The UK accounted for nearly half of the new installed capacity with 1.7GW, followed by Germany with 1.1GW capacity
Europe has installed 3.6GW of new offshore wind capacity in 2019, marking a new record in annual installations, according to trade body WindEurope’s research.
As per the WindEurope’s statistics, Europe has witnessed the commissioning of 10 offshore wind farms across five countries.
The UK accounted for nearly half of the new installed capacity with 1.7GW, followed by Germany with 1.1GW capacity, Denmark with 374MW, and Belgium with 370MW.
The new wind farms bring the total offshore capacity in Europe to 22GW, with the UK and Germany accounting for three-quarters.
Average size of the offshore wind farms increased to 600MW
WindEurope said that the average size of the offshore wind farms is now over 600MW, an increase from 300MW in 2010.
Additionally, Europe has 45MW of floating offshore wind capacity, following the launch of the new Portuguese floating offshore project, WindFloat Atlantic.
WindEurope said that new floating projects are also being developed by France, the UK, Norway and Portugal while France is planning for a large-scale floating wind farm in 2021.
The prices of the offshore wind are also being reduced significantly, making them cost-efficient compared to developing new gas, coal or nuclear power plants.
According to the European Commission, Europe need to have 230GW to 450GW of installed offshore wind capacity by 2050 in order to decarbonise its energy system.
In order to meet the goal, Europe is required to build 7GW of new offshore wind annually by 2030 and ramp up to 18GW per year by 2050.
However, WindEurope says that Europe’s current level of investments and new installations is a long way behind the goal.
WindEurope CEO Giles Dickson said: “But we’re not currently building enough to deliver on that, let alone the more ambitious volumes needed to deliver the Green Deal.

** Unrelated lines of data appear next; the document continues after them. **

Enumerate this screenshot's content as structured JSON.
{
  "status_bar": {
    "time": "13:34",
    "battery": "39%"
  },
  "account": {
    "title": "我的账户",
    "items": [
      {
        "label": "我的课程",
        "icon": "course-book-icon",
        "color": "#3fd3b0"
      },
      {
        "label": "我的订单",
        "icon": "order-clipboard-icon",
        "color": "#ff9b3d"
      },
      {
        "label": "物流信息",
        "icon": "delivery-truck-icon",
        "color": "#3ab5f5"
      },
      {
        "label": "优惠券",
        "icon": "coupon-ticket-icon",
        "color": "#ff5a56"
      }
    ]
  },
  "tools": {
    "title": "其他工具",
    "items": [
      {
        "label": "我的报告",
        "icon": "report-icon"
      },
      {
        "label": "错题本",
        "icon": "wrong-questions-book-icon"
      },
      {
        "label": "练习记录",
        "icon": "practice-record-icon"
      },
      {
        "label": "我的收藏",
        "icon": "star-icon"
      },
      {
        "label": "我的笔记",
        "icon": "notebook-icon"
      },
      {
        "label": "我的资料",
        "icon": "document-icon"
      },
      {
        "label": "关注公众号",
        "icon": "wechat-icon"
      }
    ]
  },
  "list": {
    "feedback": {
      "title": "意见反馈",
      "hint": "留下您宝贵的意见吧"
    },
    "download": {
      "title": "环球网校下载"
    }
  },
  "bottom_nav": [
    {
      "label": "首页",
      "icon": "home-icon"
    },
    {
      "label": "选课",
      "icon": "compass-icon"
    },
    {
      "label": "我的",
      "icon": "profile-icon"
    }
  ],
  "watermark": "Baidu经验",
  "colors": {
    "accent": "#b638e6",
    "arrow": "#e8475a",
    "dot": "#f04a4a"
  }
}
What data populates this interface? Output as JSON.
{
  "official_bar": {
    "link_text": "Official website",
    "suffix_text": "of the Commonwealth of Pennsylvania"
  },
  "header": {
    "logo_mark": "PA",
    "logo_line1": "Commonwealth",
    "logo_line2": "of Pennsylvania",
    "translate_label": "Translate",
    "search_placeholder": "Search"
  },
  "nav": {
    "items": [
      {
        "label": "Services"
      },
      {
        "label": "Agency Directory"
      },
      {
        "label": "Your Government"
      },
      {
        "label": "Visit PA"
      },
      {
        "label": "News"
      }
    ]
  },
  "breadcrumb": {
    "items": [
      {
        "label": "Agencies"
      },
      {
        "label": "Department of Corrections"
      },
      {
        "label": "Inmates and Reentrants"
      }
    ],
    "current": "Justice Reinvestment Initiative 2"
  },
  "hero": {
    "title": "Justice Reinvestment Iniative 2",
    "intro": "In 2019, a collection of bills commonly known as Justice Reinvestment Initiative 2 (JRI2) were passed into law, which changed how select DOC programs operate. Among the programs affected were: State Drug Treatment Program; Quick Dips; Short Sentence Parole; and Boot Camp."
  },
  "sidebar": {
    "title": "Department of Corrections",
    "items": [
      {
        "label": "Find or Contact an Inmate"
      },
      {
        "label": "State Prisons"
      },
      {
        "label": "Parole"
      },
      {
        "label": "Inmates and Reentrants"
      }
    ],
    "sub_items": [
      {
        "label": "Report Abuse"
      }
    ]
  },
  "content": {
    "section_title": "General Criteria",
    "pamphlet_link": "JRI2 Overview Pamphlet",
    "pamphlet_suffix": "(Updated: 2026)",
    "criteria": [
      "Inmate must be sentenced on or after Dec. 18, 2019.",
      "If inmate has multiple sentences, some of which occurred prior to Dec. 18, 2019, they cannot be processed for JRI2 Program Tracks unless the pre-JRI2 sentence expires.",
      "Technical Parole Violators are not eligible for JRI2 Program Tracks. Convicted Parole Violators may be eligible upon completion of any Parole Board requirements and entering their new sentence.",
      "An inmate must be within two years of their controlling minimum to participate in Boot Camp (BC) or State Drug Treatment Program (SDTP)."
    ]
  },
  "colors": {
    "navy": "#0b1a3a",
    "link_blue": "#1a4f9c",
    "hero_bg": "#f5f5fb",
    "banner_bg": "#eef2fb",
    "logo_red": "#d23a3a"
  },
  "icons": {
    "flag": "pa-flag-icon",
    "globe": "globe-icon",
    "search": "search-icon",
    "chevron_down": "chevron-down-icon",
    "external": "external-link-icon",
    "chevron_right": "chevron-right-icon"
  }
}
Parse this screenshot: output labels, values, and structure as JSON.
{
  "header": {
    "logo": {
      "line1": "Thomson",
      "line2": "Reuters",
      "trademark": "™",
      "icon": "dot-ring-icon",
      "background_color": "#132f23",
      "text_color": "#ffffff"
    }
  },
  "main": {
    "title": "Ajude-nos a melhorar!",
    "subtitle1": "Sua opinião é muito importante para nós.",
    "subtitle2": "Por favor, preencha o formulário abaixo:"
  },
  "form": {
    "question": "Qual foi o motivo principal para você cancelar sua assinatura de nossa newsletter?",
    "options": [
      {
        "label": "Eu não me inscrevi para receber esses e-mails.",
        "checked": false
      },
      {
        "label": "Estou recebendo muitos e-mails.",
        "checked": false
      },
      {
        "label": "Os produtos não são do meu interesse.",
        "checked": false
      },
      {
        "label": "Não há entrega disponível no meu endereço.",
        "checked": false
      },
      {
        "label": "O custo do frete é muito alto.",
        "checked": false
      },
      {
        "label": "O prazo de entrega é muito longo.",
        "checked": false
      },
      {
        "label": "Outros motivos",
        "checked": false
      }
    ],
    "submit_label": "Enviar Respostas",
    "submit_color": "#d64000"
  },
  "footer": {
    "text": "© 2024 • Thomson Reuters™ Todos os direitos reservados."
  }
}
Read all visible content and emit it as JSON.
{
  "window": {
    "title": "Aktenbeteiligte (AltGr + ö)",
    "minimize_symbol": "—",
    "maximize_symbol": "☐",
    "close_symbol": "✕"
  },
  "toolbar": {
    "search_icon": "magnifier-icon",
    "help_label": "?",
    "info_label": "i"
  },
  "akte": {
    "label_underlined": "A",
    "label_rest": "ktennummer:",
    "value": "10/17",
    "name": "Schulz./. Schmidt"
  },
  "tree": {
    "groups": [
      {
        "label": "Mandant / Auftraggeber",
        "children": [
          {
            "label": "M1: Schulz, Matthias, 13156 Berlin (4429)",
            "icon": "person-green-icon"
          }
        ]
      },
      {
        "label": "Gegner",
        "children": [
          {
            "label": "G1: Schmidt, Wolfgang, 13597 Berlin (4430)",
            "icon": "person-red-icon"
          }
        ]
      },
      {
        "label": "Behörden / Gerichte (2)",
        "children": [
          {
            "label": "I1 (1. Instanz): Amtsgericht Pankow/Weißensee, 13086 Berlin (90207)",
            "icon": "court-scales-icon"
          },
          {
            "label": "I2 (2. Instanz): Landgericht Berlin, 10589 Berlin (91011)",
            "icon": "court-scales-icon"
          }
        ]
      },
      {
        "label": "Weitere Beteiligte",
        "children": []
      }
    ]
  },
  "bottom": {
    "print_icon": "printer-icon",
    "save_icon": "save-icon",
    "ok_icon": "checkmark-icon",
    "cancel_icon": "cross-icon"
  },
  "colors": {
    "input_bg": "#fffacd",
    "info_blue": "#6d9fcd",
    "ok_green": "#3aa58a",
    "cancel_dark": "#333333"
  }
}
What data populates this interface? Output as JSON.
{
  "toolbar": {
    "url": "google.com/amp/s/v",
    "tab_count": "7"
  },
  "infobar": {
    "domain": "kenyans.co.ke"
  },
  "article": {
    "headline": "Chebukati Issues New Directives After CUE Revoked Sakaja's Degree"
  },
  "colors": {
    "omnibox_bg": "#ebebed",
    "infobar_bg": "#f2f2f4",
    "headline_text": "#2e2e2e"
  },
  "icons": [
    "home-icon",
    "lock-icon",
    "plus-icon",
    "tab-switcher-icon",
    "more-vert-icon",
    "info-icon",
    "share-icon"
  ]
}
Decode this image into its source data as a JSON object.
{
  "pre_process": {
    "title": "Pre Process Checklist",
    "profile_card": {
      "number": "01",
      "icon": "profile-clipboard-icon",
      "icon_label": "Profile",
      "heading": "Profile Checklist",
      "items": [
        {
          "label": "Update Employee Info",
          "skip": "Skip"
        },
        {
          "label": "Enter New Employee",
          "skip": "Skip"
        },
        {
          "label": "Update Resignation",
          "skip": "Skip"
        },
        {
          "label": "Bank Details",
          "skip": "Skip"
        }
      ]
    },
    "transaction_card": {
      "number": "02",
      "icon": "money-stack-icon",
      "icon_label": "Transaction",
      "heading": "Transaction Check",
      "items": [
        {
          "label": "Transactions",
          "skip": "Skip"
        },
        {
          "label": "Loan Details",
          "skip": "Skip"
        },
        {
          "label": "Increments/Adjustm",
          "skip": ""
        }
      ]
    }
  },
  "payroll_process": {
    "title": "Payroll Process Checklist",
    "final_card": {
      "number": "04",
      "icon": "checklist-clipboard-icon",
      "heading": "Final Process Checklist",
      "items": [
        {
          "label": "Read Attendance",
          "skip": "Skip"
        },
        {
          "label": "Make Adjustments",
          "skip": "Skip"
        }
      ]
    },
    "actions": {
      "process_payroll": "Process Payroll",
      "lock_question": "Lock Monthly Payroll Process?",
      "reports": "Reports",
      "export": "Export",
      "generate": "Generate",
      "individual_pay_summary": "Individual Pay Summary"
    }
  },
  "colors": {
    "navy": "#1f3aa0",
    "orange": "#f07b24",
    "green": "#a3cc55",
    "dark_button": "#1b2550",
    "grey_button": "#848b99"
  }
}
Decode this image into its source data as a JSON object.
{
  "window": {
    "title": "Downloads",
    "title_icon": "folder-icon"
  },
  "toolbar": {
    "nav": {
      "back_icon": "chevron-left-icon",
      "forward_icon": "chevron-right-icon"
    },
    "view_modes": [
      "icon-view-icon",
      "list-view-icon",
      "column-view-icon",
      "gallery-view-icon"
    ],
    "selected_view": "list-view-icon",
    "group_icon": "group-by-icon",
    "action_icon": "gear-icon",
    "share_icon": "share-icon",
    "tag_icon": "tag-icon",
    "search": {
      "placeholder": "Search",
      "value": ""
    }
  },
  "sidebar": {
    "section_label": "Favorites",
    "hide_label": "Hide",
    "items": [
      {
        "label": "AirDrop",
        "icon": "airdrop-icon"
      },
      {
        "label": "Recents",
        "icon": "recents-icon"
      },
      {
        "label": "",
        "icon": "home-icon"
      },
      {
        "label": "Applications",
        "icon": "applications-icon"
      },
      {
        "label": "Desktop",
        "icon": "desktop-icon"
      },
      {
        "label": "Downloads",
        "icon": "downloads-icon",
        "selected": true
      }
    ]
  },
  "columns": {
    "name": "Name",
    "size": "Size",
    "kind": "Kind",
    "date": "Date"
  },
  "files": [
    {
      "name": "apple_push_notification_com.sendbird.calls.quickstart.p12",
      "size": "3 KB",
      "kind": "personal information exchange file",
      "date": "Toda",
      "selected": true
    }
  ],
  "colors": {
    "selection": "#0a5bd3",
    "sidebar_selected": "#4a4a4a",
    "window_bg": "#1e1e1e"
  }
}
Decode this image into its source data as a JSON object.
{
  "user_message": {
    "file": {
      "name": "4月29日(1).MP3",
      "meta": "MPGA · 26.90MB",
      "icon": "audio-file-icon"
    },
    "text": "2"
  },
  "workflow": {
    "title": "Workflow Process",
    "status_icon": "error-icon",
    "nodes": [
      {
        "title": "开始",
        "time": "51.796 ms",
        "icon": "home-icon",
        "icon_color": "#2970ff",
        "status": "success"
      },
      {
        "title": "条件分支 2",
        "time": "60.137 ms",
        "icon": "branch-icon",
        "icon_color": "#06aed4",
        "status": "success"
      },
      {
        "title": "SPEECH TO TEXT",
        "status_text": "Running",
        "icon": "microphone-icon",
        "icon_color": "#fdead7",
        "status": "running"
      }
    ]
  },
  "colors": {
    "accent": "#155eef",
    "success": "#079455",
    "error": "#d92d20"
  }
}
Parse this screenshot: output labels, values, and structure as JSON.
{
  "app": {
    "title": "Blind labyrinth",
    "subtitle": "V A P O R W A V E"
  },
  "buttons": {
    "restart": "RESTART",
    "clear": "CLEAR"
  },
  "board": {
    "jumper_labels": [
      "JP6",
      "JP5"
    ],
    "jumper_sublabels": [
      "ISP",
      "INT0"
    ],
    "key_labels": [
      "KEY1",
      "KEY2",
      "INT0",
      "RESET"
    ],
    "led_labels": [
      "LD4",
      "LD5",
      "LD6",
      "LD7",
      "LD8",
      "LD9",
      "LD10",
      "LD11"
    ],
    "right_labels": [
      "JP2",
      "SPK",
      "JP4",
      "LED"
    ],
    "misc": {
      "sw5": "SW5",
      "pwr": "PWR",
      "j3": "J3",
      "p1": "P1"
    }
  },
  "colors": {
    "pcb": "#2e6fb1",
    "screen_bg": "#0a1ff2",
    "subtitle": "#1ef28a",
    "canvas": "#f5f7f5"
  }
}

Last year we built a record amount, but only 3 GW.
“The bigger numbers are doable and affordable. Crucially it should provide a masterplan (a) to develop the offshore and onshore grid connections and (b) to get the maritime spatial planning right.
“This will require ever closer cooperation between Governments in the North Sea and the Baltic. And this should also include the UK – they were half of Europe’s investment in offshore wind in the last decade and will remain by far the biggest market.”